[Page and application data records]
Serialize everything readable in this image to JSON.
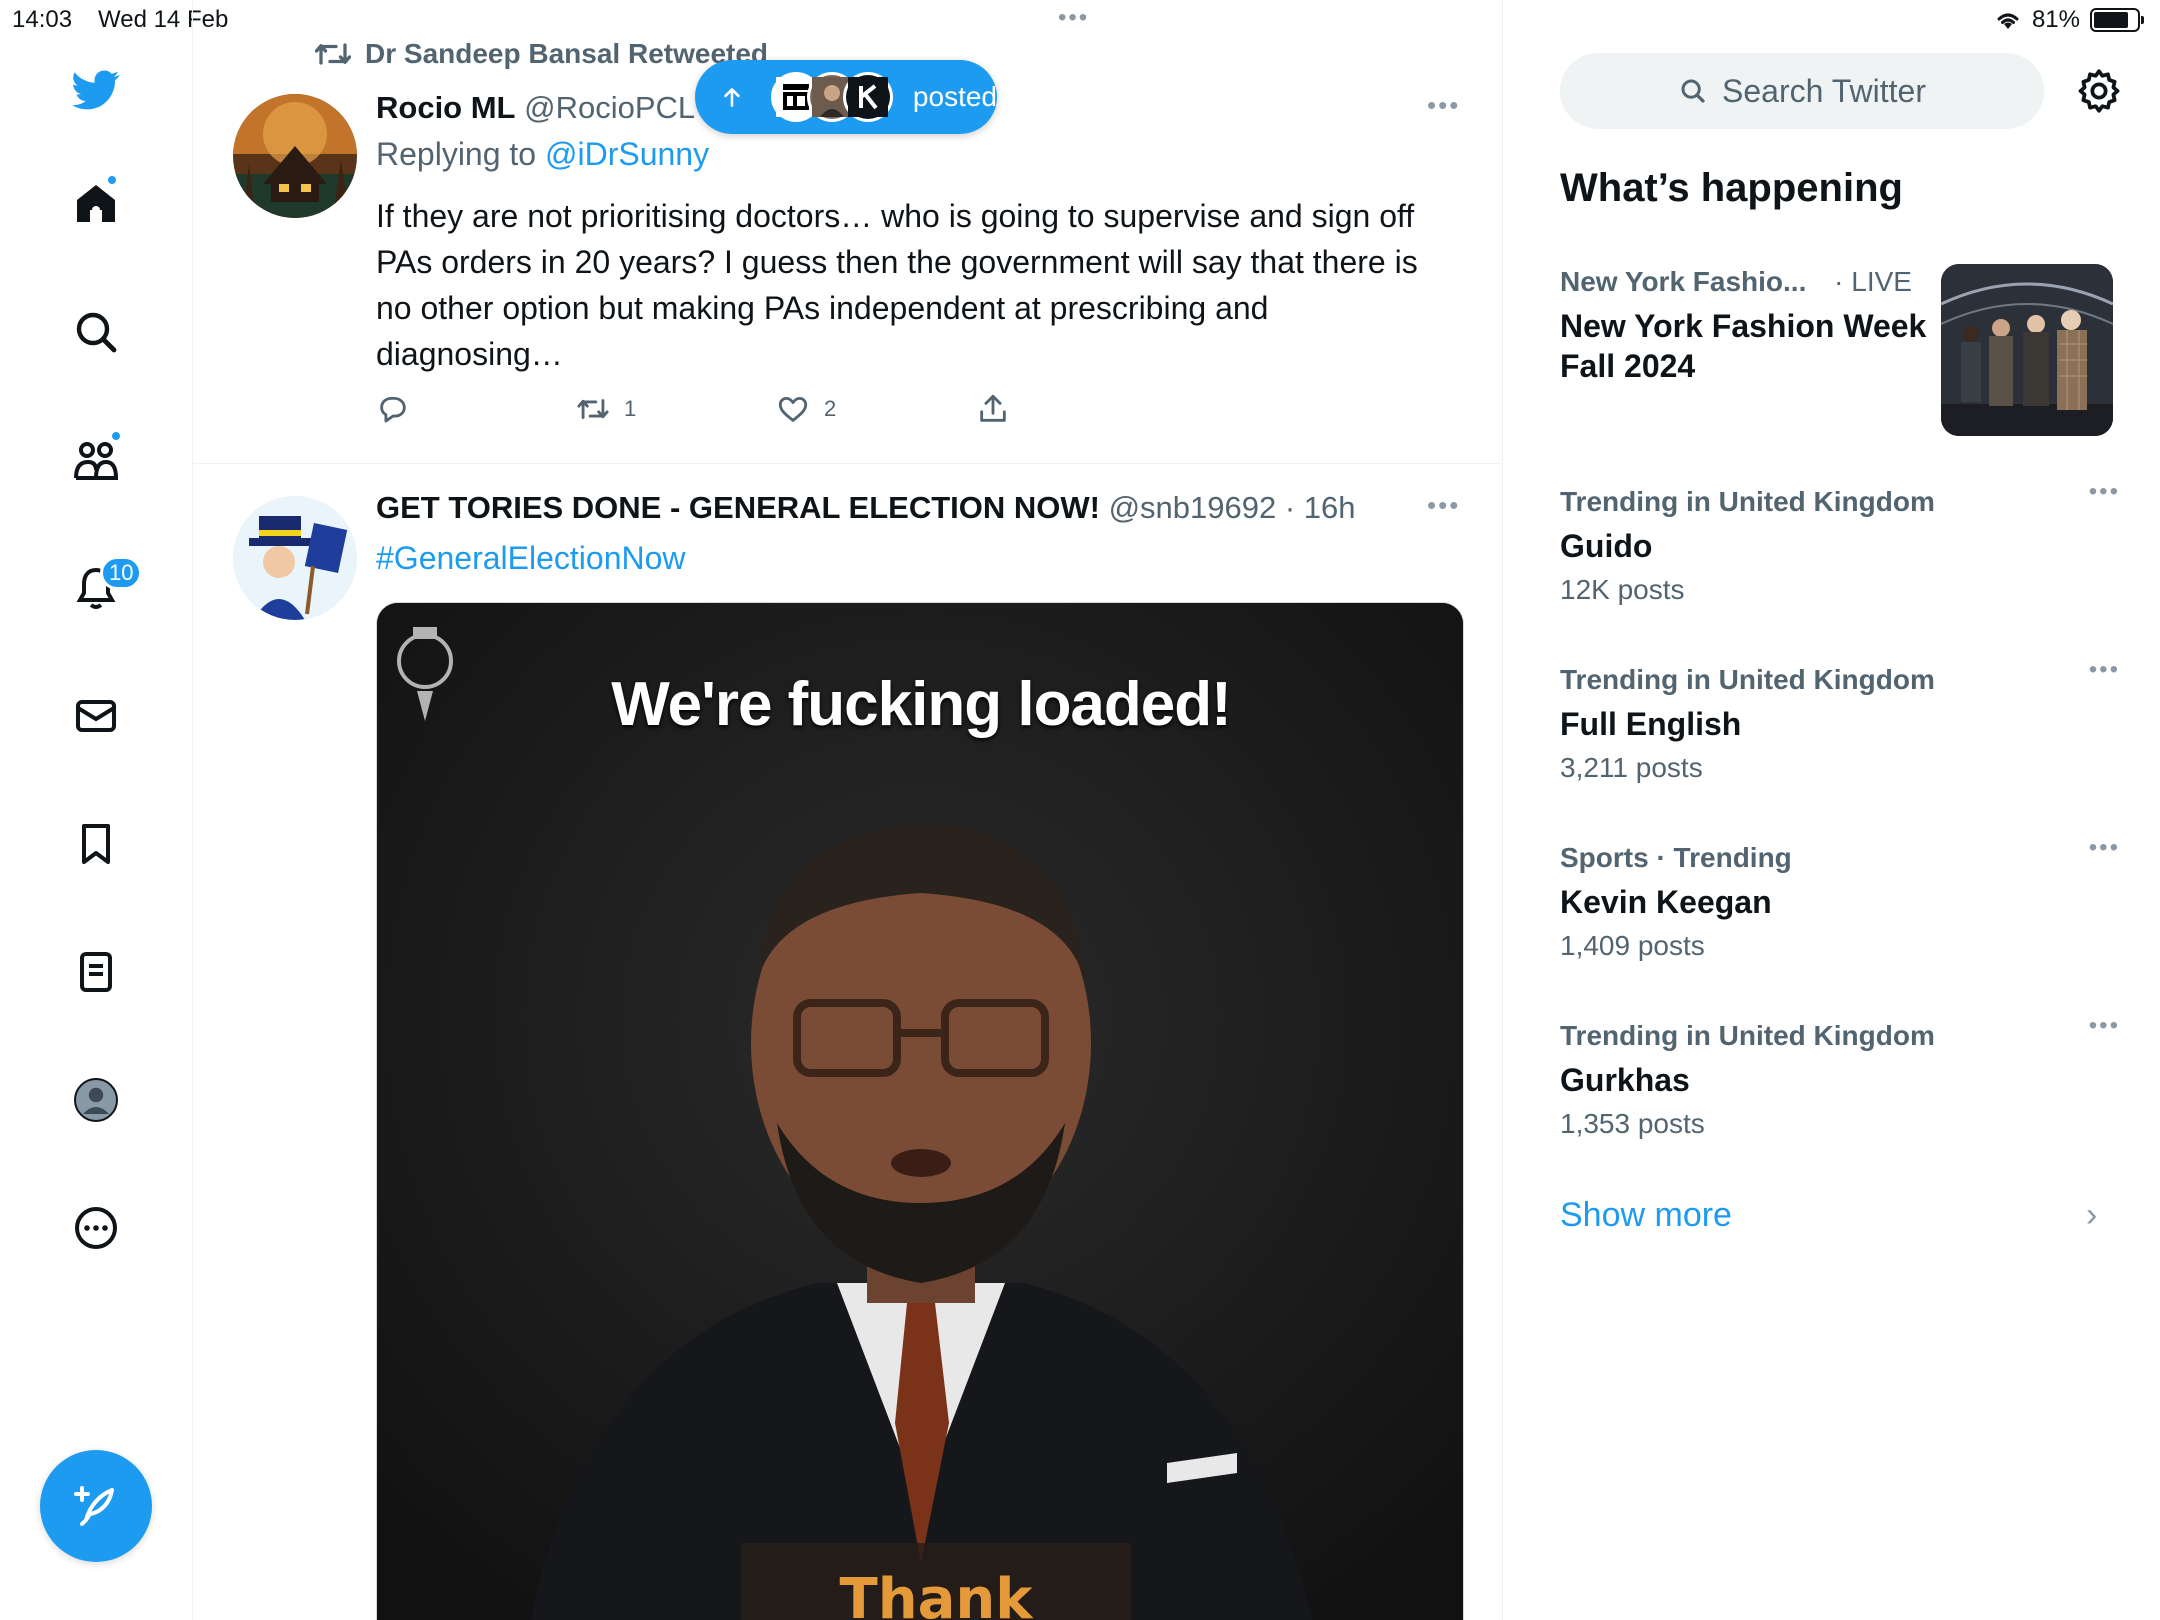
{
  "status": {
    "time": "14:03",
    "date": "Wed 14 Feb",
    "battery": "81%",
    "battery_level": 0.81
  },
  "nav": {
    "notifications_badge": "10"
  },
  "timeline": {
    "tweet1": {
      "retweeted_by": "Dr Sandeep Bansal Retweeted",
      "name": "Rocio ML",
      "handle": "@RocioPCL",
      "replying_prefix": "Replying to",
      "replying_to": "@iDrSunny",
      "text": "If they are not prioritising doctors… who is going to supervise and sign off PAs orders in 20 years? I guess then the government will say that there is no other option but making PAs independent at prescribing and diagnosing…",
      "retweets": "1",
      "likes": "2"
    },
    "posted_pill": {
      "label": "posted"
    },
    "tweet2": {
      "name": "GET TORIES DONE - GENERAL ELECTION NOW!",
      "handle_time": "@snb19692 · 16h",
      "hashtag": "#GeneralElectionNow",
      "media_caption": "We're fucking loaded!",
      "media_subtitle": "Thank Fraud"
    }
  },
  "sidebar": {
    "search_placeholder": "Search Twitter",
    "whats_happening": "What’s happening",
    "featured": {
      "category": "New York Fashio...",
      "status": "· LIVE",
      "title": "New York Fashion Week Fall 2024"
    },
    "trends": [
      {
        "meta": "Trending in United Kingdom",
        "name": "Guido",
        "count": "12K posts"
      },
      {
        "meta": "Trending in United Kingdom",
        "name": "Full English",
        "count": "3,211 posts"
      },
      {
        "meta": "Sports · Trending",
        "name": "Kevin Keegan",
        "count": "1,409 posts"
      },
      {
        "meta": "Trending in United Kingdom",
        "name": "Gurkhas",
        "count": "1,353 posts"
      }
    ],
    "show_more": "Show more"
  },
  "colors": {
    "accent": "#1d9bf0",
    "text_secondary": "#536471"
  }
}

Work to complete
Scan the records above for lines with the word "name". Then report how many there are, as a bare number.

Task response
6